→ Work instructions
Report the number of lines in the material below that contain "Iris", without any other words.

→ Provided records
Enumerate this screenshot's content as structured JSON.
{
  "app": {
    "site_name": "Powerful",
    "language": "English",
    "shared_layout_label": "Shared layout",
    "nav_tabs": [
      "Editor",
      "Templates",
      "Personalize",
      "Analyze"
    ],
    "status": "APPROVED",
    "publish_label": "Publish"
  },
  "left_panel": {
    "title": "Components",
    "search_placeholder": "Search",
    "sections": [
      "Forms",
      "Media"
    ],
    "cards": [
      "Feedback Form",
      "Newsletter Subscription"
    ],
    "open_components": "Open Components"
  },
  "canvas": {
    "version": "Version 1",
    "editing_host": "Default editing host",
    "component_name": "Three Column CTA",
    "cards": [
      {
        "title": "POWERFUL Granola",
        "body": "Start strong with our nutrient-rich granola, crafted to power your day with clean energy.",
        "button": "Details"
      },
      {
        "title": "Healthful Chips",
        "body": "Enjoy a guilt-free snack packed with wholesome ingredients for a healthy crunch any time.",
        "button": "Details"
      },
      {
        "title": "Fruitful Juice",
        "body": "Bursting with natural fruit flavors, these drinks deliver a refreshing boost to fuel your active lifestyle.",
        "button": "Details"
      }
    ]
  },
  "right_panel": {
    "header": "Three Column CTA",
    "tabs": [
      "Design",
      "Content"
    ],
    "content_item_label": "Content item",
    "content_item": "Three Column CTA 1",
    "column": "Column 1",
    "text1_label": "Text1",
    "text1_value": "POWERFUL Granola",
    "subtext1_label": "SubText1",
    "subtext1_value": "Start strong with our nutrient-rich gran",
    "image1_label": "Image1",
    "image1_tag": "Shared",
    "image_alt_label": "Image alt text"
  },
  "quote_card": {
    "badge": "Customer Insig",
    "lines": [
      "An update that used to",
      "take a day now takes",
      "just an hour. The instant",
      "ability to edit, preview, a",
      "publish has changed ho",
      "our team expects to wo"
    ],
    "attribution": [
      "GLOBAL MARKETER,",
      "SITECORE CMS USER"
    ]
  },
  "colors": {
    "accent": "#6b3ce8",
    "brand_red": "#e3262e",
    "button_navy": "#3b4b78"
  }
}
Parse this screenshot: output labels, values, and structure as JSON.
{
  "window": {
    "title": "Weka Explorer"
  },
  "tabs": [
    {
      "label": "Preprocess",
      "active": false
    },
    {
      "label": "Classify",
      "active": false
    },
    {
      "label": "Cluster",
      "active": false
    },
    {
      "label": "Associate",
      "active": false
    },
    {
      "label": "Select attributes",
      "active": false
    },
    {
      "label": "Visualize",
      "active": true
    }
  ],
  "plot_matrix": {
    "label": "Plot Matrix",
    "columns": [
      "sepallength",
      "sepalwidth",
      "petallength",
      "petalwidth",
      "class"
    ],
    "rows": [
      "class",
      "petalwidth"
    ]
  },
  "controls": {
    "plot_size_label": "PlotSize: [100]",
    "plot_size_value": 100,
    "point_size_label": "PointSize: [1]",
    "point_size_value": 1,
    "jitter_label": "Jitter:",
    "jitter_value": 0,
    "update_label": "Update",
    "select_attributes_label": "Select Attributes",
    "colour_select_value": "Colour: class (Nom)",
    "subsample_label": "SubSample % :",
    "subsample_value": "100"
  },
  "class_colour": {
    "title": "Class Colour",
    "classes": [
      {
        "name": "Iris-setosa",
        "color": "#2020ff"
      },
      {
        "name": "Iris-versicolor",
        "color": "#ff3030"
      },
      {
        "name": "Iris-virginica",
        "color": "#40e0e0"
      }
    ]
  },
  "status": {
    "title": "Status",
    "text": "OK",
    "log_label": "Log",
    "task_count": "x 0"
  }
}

→ Written reply
3